In the last article, we discussed the basic setup for an action-based service. This time, we will be focused on using the value of the action variable to determine which variables should be displayed or hidden on the form. The primary tool for driving this capability is the use of catalog ui policies. If you are unfamiliar with catalog ui policies, the ServiceNow wiki provides a good overview. The catalog ui policy is going to allow us to specify when a particular variable should be displayed or hidden based upon the Action selected.
For the second part of this series, we’re going to focus on creating a new service in the ServiceNow service catalog and reviewing the core foundation we will use to create an action-based service. Action-based services in ServiceNow are created in the same way you would create any service catalog item.
Rather than just discuss the steps theoretically, we will build a basic service. The service will be a generalized I Need Help service that will allow the user to choose from a variety of options (Actions) to narrow down the type of help they need. Depending on the option selected, the form will dynamically display fields to capture more specific data and will in turn route the ticket to an appropriate group for fulfillment.
The key things to focus on is that we will be creating a single service to handle multiple support requests.
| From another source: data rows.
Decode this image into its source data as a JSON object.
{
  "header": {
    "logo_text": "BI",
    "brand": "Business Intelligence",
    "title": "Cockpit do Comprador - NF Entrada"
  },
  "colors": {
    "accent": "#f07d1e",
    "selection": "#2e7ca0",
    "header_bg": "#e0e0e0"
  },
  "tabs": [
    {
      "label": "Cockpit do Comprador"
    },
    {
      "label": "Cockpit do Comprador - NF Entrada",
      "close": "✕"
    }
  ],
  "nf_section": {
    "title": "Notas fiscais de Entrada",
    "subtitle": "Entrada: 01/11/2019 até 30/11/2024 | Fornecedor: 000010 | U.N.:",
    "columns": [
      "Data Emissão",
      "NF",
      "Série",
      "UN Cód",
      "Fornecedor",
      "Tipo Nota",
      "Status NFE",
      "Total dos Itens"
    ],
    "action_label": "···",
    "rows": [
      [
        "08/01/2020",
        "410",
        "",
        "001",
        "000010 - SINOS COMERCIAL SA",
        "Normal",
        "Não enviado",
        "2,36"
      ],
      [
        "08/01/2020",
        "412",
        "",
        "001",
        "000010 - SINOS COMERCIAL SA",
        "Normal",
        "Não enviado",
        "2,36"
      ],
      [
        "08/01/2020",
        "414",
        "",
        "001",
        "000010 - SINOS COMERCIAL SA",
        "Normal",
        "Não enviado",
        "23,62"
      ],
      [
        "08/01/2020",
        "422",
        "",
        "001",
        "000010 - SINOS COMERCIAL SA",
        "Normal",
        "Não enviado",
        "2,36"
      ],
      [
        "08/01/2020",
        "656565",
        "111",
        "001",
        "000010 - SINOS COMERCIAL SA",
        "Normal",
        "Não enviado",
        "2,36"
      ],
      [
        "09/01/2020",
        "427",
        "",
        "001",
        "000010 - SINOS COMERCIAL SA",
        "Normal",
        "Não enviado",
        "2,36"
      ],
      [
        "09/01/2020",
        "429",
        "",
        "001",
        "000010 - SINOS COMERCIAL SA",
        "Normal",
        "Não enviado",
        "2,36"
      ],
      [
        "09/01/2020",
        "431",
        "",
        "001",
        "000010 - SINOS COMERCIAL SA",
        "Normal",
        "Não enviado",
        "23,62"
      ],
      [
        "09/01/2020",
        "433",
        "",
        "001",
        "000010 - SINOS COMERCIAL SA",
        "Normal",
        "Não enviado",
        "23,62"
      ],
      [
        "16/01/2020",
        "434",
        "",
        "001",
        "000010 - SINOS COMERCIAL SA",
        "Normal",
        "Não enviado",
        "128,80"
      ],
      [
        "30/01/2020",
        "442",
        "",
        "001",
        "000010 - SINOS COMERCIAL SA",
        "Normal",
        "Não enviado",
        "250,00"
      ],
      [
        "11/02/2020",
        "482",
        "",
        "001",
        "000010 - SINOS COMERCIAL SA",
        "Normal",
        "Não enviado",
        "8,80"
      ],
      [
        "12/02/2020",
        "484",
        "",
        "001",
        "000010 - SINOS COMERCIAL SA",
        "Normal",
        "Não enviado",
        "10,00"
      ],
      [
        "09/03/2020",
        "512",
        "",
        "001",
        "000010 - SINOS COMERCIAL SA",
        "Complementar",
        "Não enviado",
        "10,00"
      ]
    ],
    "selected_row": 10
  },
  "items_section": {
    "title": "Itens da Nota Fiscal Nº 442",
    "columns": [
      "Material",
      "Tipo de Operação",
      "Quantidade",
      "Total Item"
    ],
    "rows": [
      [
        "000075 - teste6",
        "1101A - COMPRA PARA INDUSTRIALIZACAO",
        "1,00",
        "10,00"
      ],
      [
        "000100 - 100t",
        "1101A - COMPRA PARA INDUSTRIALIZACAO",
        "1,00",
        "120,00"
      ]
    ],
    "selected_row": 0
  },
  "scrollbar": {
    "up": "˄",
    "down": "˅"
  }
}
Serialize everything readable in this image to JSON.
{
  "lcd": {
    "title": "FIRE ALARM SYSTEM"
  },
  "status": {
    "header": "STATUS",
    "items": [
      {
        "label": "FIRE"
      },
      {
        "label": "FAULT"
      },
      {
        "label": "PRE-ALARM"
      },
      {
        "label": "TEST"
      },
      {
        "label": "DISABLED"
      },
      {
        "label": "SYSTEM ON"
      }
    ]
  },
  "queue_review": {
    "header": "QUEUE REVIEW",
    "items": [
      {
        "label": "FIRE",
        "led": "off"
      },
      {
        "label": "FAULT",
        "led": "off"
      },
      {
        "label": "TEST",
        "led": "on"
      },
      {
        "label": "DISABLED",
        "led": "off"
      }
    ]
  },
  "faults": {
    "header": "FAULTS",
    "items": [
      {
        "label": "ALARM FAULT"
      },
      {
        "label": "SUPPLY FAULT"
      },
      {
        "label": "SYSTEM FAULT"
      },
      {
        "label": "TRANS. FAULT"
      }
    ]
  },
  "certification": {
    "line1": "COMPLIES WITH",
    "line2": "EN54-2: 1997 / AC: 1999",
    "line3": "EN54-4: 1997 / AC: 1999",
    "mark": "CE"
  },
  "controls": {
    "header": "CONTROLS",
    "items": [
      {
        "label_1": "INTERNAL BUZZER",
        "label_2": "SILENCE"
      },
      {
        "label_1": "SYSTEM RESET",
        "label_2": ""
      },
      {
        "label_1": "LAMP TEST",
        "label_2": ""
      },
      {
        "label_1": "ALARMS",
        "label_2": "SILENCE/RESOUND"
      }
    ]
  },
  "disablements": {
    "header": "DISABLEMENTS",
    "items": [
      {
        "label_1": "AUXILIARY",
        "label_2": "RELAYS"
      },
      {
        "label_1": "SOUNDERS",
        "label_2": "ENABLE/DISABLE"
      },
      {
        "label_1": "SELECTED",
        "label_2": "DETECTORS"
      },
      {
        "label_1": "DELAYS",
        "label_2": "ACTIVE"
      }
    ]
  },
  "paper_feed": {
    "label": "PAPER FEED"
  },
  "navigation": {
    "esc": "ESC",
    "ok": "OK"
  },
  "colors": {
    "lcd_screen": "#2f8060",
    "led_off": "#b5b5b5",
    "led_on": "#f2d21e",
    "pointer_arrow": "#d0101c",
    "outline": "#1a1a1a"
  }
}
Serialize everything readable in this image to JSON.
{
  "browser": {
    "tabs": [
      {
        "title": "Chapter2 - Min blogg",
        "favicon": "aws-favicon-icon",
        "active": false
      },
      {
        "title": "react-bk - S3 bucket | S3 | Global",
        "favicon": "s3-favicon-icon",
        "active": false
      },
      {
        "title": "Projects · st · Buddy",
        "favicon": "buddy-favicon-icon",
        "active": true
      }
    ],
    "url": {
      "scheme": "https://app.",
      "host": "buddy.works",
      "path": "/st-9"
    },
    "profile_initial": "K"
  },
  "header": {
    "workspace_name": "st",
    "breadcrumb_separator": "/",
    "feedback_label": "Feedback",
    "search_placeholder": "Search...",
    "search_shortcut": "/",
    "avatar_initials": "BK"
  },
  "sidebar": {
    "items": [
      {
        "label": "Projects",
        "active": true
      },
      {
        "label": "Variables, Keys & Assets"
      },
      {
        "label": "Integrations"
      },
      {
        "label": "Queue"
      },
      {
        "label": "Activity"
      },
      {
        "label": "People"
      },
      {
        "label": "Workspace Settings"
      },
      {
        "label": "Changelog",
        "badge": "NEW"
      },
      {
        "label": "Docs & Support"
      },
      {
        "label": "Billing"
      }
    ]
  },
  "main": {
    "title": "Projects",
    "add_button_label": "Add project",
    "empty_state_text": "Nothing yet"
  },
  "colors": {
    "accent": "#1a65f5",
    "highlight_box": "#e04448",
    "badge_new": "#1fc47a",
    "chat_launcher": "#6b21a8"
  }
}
This will allow the user to go to a single service and have the service guide them, rather than hoping they have selected the correct support service from a list of many and will be able to collect the specific information necessary for the fulfiller to complete the task without having to engage in a back-and-forth conversation with the user (thus elongating the fulfillment time)
For years, I’ve been a big proponent of service oriented architectures. I got started with them back in the early 2000’s from a business application perspective and always thought they would/should apply to the creation of IT services as well. With recent advances in the service catalog space that have been made with tools like ServiceNow, we can now start applying some of these same principles to IT.
The ServiceNow service catalog can more accurately be thought of as a service request catalog, since it is primarily used in conjunction with the content management system (aka CMS) for displaying the items that can be requested by your customers. It does not actually provide a means to dynamically look-up and resolve back-end service endpoints (i.e. REST or Web Services), but does provide a great deal of functionality. This functionality is enhanced with its ability to create sophisticated routines to process and route requests and its integration into the ServiceNow workflow engine.
This article will be the first of several in which I’ll review a method of creating ServiceNow service catalog items that I call Action Based Services. There are many ways to create a “service” in ServiceNow, some better than others. The idea of action-based services is to avoid a classic pitfall where you end up with 100’s or 1000’s of “services” in your catalog, making it nearly impossible for customers to find what they are looking for and just as impossible to maintain.
If you look at the ServiceNow wiki, you would expect that you need to publish a workflow before you can test. Well, that is not entirely true and those that have worked with ServiceNow for a while have likely already discovered this is not always the case. If you are the user that has the workflow checked out, when you execute the workflow, you will see the new (un-published) version execute. This is very useful as you can make small changes and test without creating hundreds of versions of the workflow (as a result of the publish action). While very useful, its important to remember that if you are having someone else perform testing of your workflow, you MUST publish the workflow or they WILL NOT see the changes you’ve made.
Whatever your reasons may be, there may come a time when you need to dynamically add an additional variable to a request item after the original request has been entered by the user. This could be for populating additional information that is not available at the time the request is made or if you are breaking up a single request that contains a list into multiple individual requests that can be operated on individually.
The challenge with doing this is that there is a relationship between four different tables that needs to be setup to ensure that the variable is associated with the request properly. At the top is the Request Item table itself (sc_req_item). Ultimately, this is where the variables will be referenced on any subsequent form displays. The other three tables create the relationship between the request item, the questions and the answers. These other tables are sc_item_option_mtom, item_option_new and sc_item_option.